Select Ford factory employees are currently wearing Samsung smartwatches that buzz when two people come within six feet of each other. Others are wearing masks and clear face shields, and some are wearing all three. The new pieces of the worker uniforms are measures to attempt to keep everybody safe during the COVID-19 pandemic and help avoid the spread of the coronavirus. These steps have been implemented as Ford makes ventilators and personal protective equipment (PPE), not cars, for the time being. Norah O'Donnell and 60 Minutes recently sat down with Ford Executive Chairman Bill Ford, Jr., as well as General Motors (GM) CEO Mary Barra, to discuss the current state of automotive manufacturing and the path forward.
Since March, the federal government agreed to a $336 million contract with Ford and GE Healthcare and a $489.4 million contract with GM to build ventilators that are needed in the fight against the COVID-19 outbreak. GM is expected to deliver 30,000 units by the end of August and Ford is expected to delivery 50,000 units by July 13.

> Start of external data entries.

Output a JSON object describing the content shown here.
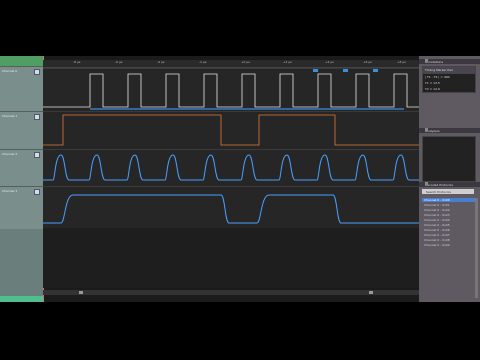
{
  "channels": [
    {
      "label": "Channel 0"
    },
    {
      "label": "Channel 1"
    },
    {
      "label": "Channel 2"
    },
    {
      "label": "Channel 3"
    }
  ],
  "ruler": {
    "ticks": [
      "-8 μs",
      "-6 μs",
      "-4 μs",
      "-2 μs",
      "+0 μs",
      "+2 μs",
      "+4 μs",
      "+6 μs",
      "+8 μs"
    ]
  },
  "side": {
    "measurements": {
      "title": "Annotations",
      "timing_label": "Timing Marker Pair",
      "lines": [
        "| T1 - T2 | = 400",
        "T1 = 12.5",
        "T2 = 12.9"
      ]
    },
    "analyzers": {
      "title": "Analyzers"
    },
    "decoded": {
      "title": "Decoded Protocols",
      "search": "Search Protocols",
      "rows": [
        "Channel 0 - 0x00",
        "Channel 0 - 0x01",
        "Channel 0 - 0x02",
        "Channel 0 - 0x03",
        "Channel 0 - 0x04",
        "Channel 0 - 0x05",
        "Channel 0 - 0x06",
        "Channel 0 - 0x07",
        "Channel 0 - 0x08",
        "Channel 0 - 0x09"
      ]
    }
  },
  "colors": {
    "digital_trace": "#e8e8e8",
    "clock_trace": "#e07a3a",
    "analog_trace": "#4a9fff",
    "measure_bar": "#3a8ee0",
    "channel_panel": "#6a7f7c"
  }
}
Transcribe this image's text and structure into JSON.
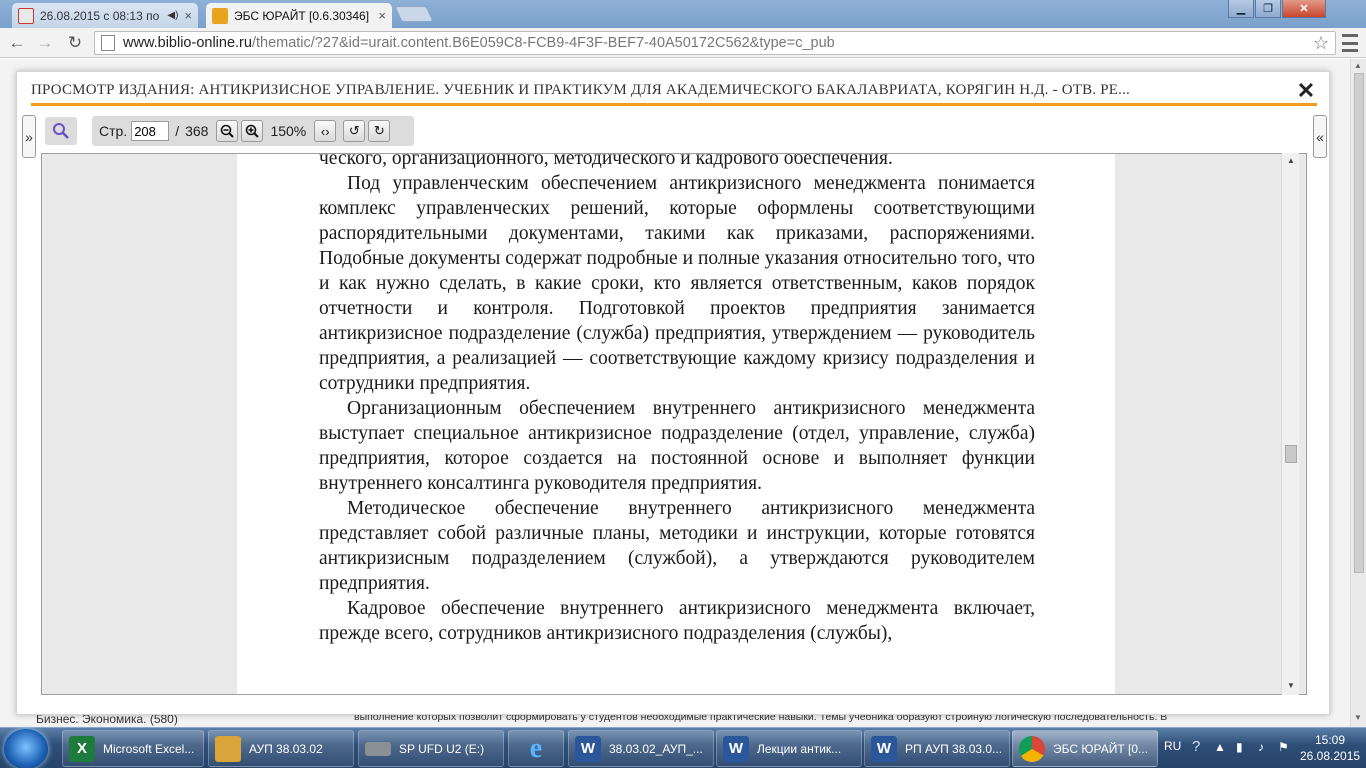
{
  "browser": {
    "tabs": [
      {
        "title": "26.08.2015 с 08:13 по (",
        "icon": "mail-favicon",
        "active": false
      },
      {
        "title": "ЭБС ЮРАЙТ [0.6.30346]",
        "icon": "urait-favicon",
        "active": true
      }
    ],
    "url_domain": "www.biblio-online.ru",
    "url_path": "/thematic/?27&id=urait.content.B6E059C8-FCB9-4F3F-BEF7-40A50172C562&type=c_pub"
  },
  "background_page": {
    "left_text": "Бизнес. Экономика. (580)",
    "right_text": "выполнение которых позволит сформировать у студентов необходимые практические навыки. Темы учебника образуют стройную логическую последовательность. В"
  },
  "viewer": {
    "title": "ПРОСМОТР ИЗДАНИЯ: АНТИКРИЗИСНОЕ УПРАВЛЕНИЕ. УЧЕБНИК И ПРАКТИКУМ ДЛЯ АКАДЕМИЧЕСКОГО БАКАЛАВРИАТА, КОРЯГИН Н.Д. - ОТВ. РЕ...",
    "close_label": "✕",
    "page_label": "Стр.",
    "page_current": "208",
    "page_separator": "/",
    "page_total": "368",
    "zoom": "150%",
    "collapse_left": "»",
    "collapse_right": "«"
  },
  "document": {
    "paragraphs": [
      "ческого, организационного, методического и кадрового обеспечения.",
      "Под управленческим обеспечением антикризисного менеджмента понимается комплекс управленческих решений, которые оформлены соответствующими распорядительными документами, такими как приказами, распоряжениями. Подобные документы содержат подробные и полные указания относительно того, что и как нужно сделать, в какие сроки, кто является ответственным, каков порядок отчетности и контроля. Подготовкой проектов предприятия занимается антикризисное подразделение (служба) предприятия, утверждением — руководитель предприятия, а реализацией — соответствующие каждому кризису подразделения и сотрудники предприятия.",
      "Организационным обеспечением внутреннего антикризисного менеджмента выступает специальное антикризисное подразделение (отдел, управление, служба) предприятия, которое создается на постоянной основе и выполняет функции внутреннего консалтинга руководителя предприятия.",
      "Методическое обеспечение внутреннего антикризисного менеджмента представляет собой различные планы, методики и инструкции, которые готовятся антикризисным подразделением (службой), а утверждаются руководителем предприятия.",
      "Кадровое обеспечение внутреннего антикризисного менеджмента включает, прежде всего, сотрудников антикризисного подразделения (службы),"
    ]
  },
  "taskbar": {
    "items": [
      {
        "label": "Microsoft Excel...",
        "icon": "excel-icon",
        "color": "#1f7a3d",
        "glyph": "X"
      },
      {
        "label": "АУП 38.03.02",
        "icon": "folder-icon",
        "color": "#d9a53a",
        "glyph": ""
      },
      {
        "label": "SP UFD U2 (E:)",
        "icon": "usb-drive-icon",
        "color": "#8a8f96",
        "glyph": ""
      },
      {
        "label": "",
        "icon": "internet-explorer-icon",
        "color": "#1e88e5",
        "glyph": "e"
      },
      {
        "label": "38.03.02_АУП_...",
        "icon": "word-icon",
        "color": "#2b579a",
        "glyph": "W"
      },
      {
        "label": "Лекции антик...",
        "icon": "word-icon",
        "color": "#2b579a",
        "glyph": "W"
      },
      {
        "label": "РП АУП 38.03.0...",
        "icon": "word-icon",
        "color": "#2b579a",
        "glyph": "W"
      },
      {
        "label": "ЭБС ЮРАЙТ [0...",
        "icon": "chrome-icon",
        "color": "#db4437",
        "glyph": "◉"
      }
    ],
    "language": "RU",
    "time": "15:09",
    "date": "26.08.2015"
  }
}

Ventilators and PPE are the only products that have come out of Ford's and GM's manufacturing facilities in more than a month, as just about every automotive production line outside of China has been shut down for more than a month. Only in the coming weeks will manufacturers begin to reopen their plants with strict guidelines, as well as extra testing. Mercedes-Benz planned to open its Alabama plant today, while Ford and GM hope to reopen some lines around May 4.
The interrupted product lines and current financial recession have left Ford and GM burning cash. Ford says it lost roughly $2 billion in the first quarter, and according to a 60 Minutes-reported estimate, the company is spending about $165 million per day. The strenuous times have forced both Ford and GM to tap into billions of dollars in credit to stay on course, but Mary Barra references a strong balance sheet as a reason why "we will get through this." Similarly, Ford Jr. does not believe a bailout or loan will be necessary to keep Ford moving.
The clips above and below show small portions of the 60 Minutes chat. Watch the full report, including discussions about the protests in Michigan, at CBS News.